Christopher Priest, writer of the comic book, said that although comics are full of fantasy violence, he wanted to take a more realistic approach to the subject. (The pencilwork is by Denys Cowan, a well-known African American artist who created the TV show “Static Shock” and also served as a producer for “The Boondocks.”)

“I thought it important, both to DC and to myself personally, to make an anti-violence statement,” said Priest, who has also written for “Black Panther.” “Virtually all we see in entertainment—in feature films, television, online video and, of course, comics—is conflict resolution by means of violence. It is formulaic and staid and boring. It is much harder to find an interesting climax or resolution that does not involve violence.”

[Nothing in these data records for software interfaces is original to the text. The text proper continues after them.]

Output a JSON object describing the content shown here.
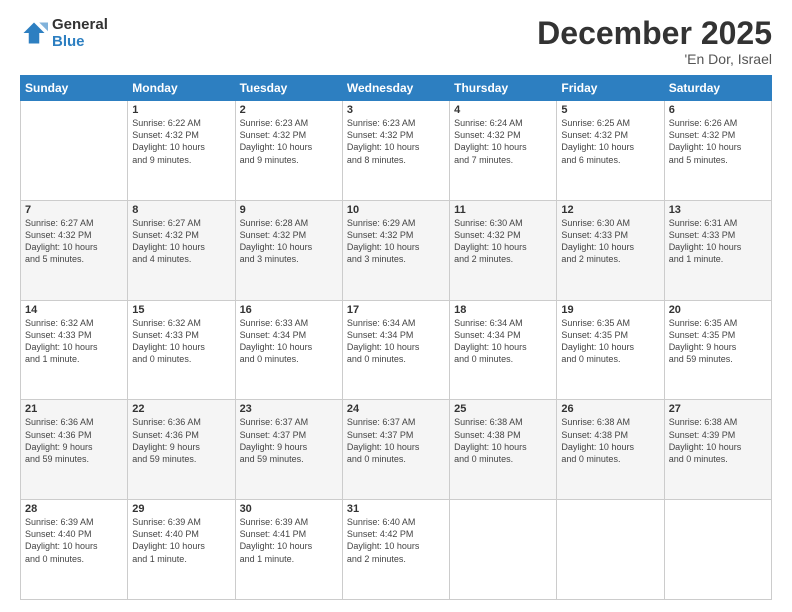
{
  "logo": {
    "line1": "General",
    "line2": "Blue"
  },
  "header": {
    "title": "December 2025",
    "location": "'En Dor, Israel"
  },
  "weekdays": [
    "Sunday",
    "Monday",
    "Tuesday",
    "Wednesday",
    "Thursday",
    "Friday",
    "Saturday"
  ],
  "weeks": [
    [
      {
        "day": "",
        "info": ""
      },
      {
        "day": "1",
        "info": "Sunrise: 6:22 AM\nSunset: 4:32 PM\nDaylight: 10 hours\nand 9 minutes."
      },
      {
        "day": "2",
        "info": "Sunrise: 6:23 AM\nSunset: 4:32 PM\nDaylight: 10 hours\nand 9 minutes."
      },
      {
        "day": "3",
        "info": "Sunrise: 6:23 AM\nSunset: 4:32 PM\nDaylight: 10 hours\nand 8 minutes."
      },
      {
        "day": "4",
        "info": "Sunrise: 6:24 AM\nSunset: 4:32 PM\nDaylight: 10 hours\nand 7 minutes."
      },
      {
        "day": "5",
        "info": "Sunrise: 6:25 AM\nSunset: 4:32 PM\nDaylight: 10 hours\nand 6 minutes."
      },
      {
        "day": "6",
        "info": "Sunrise: 6:26 AM\nSunset: 4:32 PM\nDaylight: 10 hours\nand 5 minutes."
      }
    ],
    [
      {
        "day": "7",
        "info": "Sunrise: 6:27 AM\nSunset: 4:32 PM\nDaylight: 10 hours\nand 5 minutes."
      },
      {
        "day": "8",
        "info": "Sunrise: 6:27 AM\nSunset: 4:32 PM\nDaylight: 10 hours\nand 4 minutes."
      },
      {
        "day": "9",
        "info": "Sunrise: 6:28 AM\nSunset: 4:32 PM\nDaylight: 10 hours\nand 3 minutes."
      },
      {
        "day": "10",
        "info": "Sunrise: 6:29 AM\nSunset: 4:32 PM\nDaylight: 10 hours\nand 3 minutes."
      },
      {
        "day": "11",
        "info": "Sunrise: 6:30 AM\nSunset: 4:32 PM\nDaylight: 10 hours\nand 2 minutes."
      },
      {
        "day": "12",
        "info": "Sunrise: 6:30 AM\nSunset: 4:33 PM\nDaylight: 10 hours\nand 2 minutes."
      },
      {
        "day": "13",
        "info": "Sunrise: 6:31 AM\nSunset: 4:33 PM\nDaylight: 10 hours\nand 1 minute."
      }
    ],
    [
      {
        "day": "14",
        "info": "Sunrise: 6:32 AM\nSunset: 4:33 PM\nDaylight: 10 hours\nand 1 minute."
      },
      {
        "day": "15",
        "info": "Sunrise: 6:32 AM\nSunset: 4:33 PM\nDaylight: 10 hours\nand 0 minutes."
      },
      {
        "day": "16",
        "info": "Sunrise: 6:33 AM\nSunset: 4:34 PM\nDaylight: 10 hours\nand 0 minutes."
      },
      {
        "day": "17",
        "info": "Sunrise: 6:34 AM\nSunset: 4:34 PM\nDaylight: 10 hours\nand 0 minutes."
      },
      {
        "day": "18",
        "info": "Sunrise: 6:34 AM\nSunset: 4:34 PM\nDaylight: 10 hours\nand 0 minutes."
      },
      {
        "day": "19",
        "info": "Sunrise: 6:35 AM\nSunset: 4:35 PM\nDaylight: 10 hours\nand 0 minutes."
      },
      {
        "day": "20",
        "info": "Sunrise: 6:35 AM\nSunset: 4:35 PM\nDaylight: 9 hours\nand 59 minutes."
      }
    ],
    [
      {
        "day": "21",
        "info": "Sunrise: 6:36 AM\nSunset: 4:36 PM\nDaylight: 9 hours\nand 59 minutes."
      },
      {
        "day": "22",
        "info": "Sunrise: 6:36 AM\nSunset: 4:36 PM\nDaylight: 9 hours\nand 59 minutes."
      },
      {
        "day": "23",
        "info": "Sunrise: 6:37 AM\nSunset: 4:37 PM\nDaylight: 9 hours\nand 59 minutes."
      },
      {
        "day": "24",
        "info": "Sunrise: 6:37 AM\nSunset: 4:37 PM\nDaylight: 10 hours\nand 0 minutes."
      },
      {
        "day": "25",
        "info": "Sunrise: 6:38 AM\nSunset: 4:38 PM\nDaylight: 10 hours\nand 0 minutes."
      },
      {
        "day": "26",
        "info": "Sunrise: 6:38 AM\nSunset: 4:38 PM\nDaylight: 10 hours\nand 0 minutes."
      },
      {
        "day": "27",
        "info": "Sunrise: 6:38 AM\nSunset: 4:39 PM\nDaylight: 10 hours\nand 0 minutes."
      }
    ],
    [
      {
        "day": "28",
        "info": "Sunrise: 6:39 AM\nSunset: 4:40 PM\nDaylight: 10 hours\nand 0 minutes."
      },
      {
        "day": "29",
        "info": "Sunrise: 6:39 AM\nSunset: 4:40 PM\nDaylight: 10 hours\nand 1 minute."
      },
      {
        "day": "30",
        "info": "Sunrise: 6:39 AM\nSunset: 4:41 PM\nDaylight: 10 hours\nand 1 minute."
      },
      {
        "day": "31",
        "info": "Sunrise: 6:40 AM\nSunset: 4:42 PM\nDaylight: 10 hours\nand 2 minutes."
      },
      {
        "day": "",
        "info": ""
      },
      {
        "day": "",
        "info": ""
      },
      {
        "day": "",
        "info": ""
      }
    ]
  ]
}
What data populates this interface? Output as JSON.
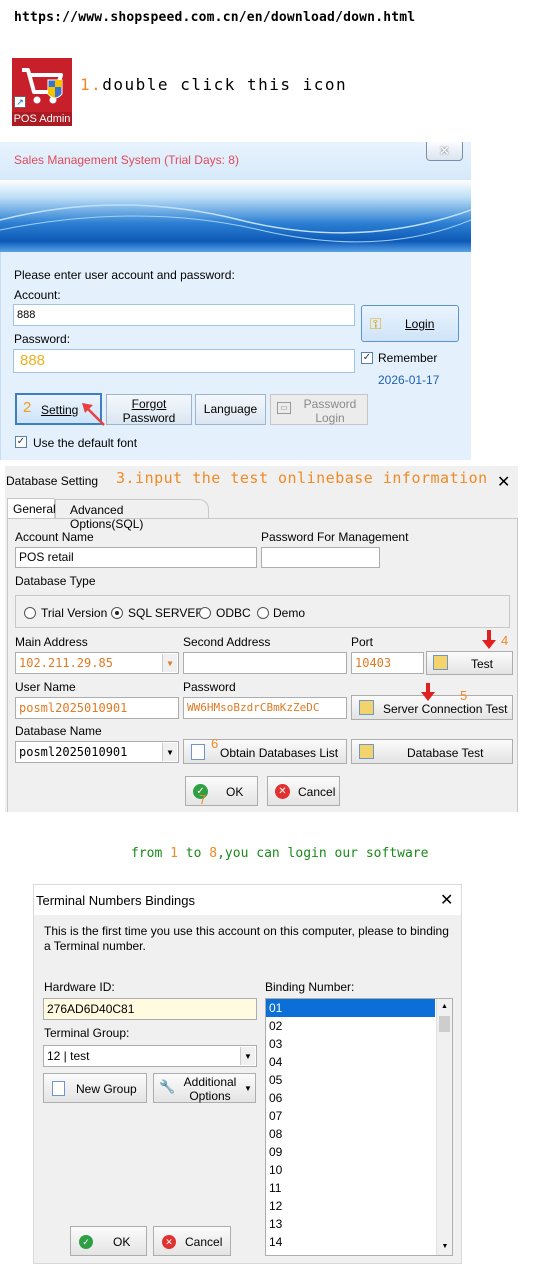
{
  "url": "https://www.shopspeed.com.cn/en/download/down.html",
  "app_icon": {
    "caption": "POS Admin"
  },
  "steps": {
    "s1_num": "1.",
    "s1_text": "double click this icon",
    "s2_num": "2",
    "s3_text": "3.input the test onlinebase information",
    "s4_num": "4",
    "s5_num": "5",
    "s6_num": "6",
    "s7_num": "7",
    "footer_pre": "from ",
    "footer_1": "1",
    "footer_mid": " to ",
    "footer_8": "8",
    "footer_post": ",you can login our software"
  },
  "login": {
    "title": "Sales Management System (Trial Days: 8)",
    "prompt": "Please enter user account and password:",
    "account_label": "Account:",
    "account_value": "888",
    "password_label": "Password:",
    "password_value": "888",
    "login_button": "Login",
    "remember_label": "Remember",
    "remember_checked": true,
    "date": "2026-01-17",
    "setting_button": "Setting",
    "forgot_button_l1": "Forgot",
    "forgot_button_l2": "Password",
    "language_button": "Language",
    "pwlogin_l1": "Password",
    "pwlogin_l2": "Login",
    "default_font_label": "Use the default font",
    "default_font_checked": true
  },
  "db": {
    "title": "Database Setting",
    "tabs": [
      "General",
      "Advanced Options(SQL)"
    ],
    "account_name_label": "Account Name",
    "account_name_value": "POS retail",
    "pw_mgmt_label": "Password For Management",
    "pw_mgmt_value": "",
    "db_type_label": "Database Type",
    "db_types": [
      "Trial Version",
      "SQL SERVER",
      "ODBC",
      "Demo"
    ],
    "db_type_selected": "SQL SERVER",
    "main_addr_label": "Main Address",
    "main_addr_value": "102.211.29.85",
    "second_addr_label": "Second Address",
    "second_addr_value": "",
    "port_label": "Port",
    "port_value": "10403",
    "test_button": "Test",
    "user_label": "User Name",
    "user_value": "posml2025010901",
    "password_label": "Password",
    "password_value": "WW6HMsoBzdrCBmKzZeDC",
    "server_test_button": "Server Connection Test",
    "db_name_label": "Database Name",
    "db_name_value": "posml2025010901",
    "obtain_button": "Obtain Databases List",
    "db_test_button": "Database Test",
    "ok_button": "OK",
    "cancel_button": "Cancel"
  },
  "term": {
    "title": "Terminal Numbers Bindings",
    "message": "This is the first time you use this account on this computer, please to binding a Terminal number.",
    "hw_label": "Hardware ID:",
    "hw_value": "276AD6D40C81",
    "group_label": "Terminal Group:",
    "group_value": "12 | test",
    "new_group_button": "New Group",
    "additional_l1": "Additional",
    "additional_l2": "Options",
    "binding_label": "Binding Number:",
    "binding_numbers": [
      "01",
      "02",
      "03",
      "04",
      "05",
      "06",
      "07",
      "08",
      "09",
      "10",
      "11",
      "12",
      "13",
      "14"
    ],
    "selected": "01",
    "ok_button": "OK",
    "cancel_button": "Cancel"
  },
  "colors": {
    "accent_orange": "#f08a24",
    "title_red": "#e24a5a",
    "footer_green": "#1a8a1a",
    "selection_blue": "#0a6fd6"
  }
}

Deathstroke takes on the mission to take out the criminals, but barely makes dent in the problem of Chicago’s violence. In fact, the book has an anti-gun message.

“The solution to gun violence is not, cannot be, more guns,” said Priest.  “Violence is never the answer. I will defend what needs defending, but violence as a means to social or political change pollutes any positive gain those changes portend. I am sick of seeing promotional art of ‘heroes” brandishing weapons. Guns are only sexy to people who’ve never had one aimed at them in anger (and I have, twice). Once you’ve experienced that, you never look at weapons with that stupid and naïve fanboy glint again.”

Priest also expressed anger at the country’s indifference to the violence in Chicago.

“The gun violence is a symptom of an underlying social problem going unaddressed. If the same level of gun violence was going on among White kids in Orange County, the nation would be in crisis mode. Why aren’t we in crisis mode?” he said.

Although the “Deathstroke” comic has a dark tone, Priest said he enjoyed writing about the character. He said the originator of the character, Marv Wolfman, designed him to be different than the usual run-of-the mill villain.

“I’ve found him (Deathstroke) an interesting challenge because of how complex Marv Wolfman’s premise was,” said Priest. “Rather than this being just another villain twirling his mustache, Wolfman drew a layered and complex premise of a family man—something few super-heroes were at the time: a thoughtful, brilliant, yet ultimately corrupt character.”

“Each story is laced with clues and nuances and, ultimately, inquiries into the mind of an assassin, and I prefer to leave it to the reader to make his or her own conclusions about the man and his methods, rather than flat-footedly tell them what to think or, for that matter, what Deathstroke thinks,” said Priest.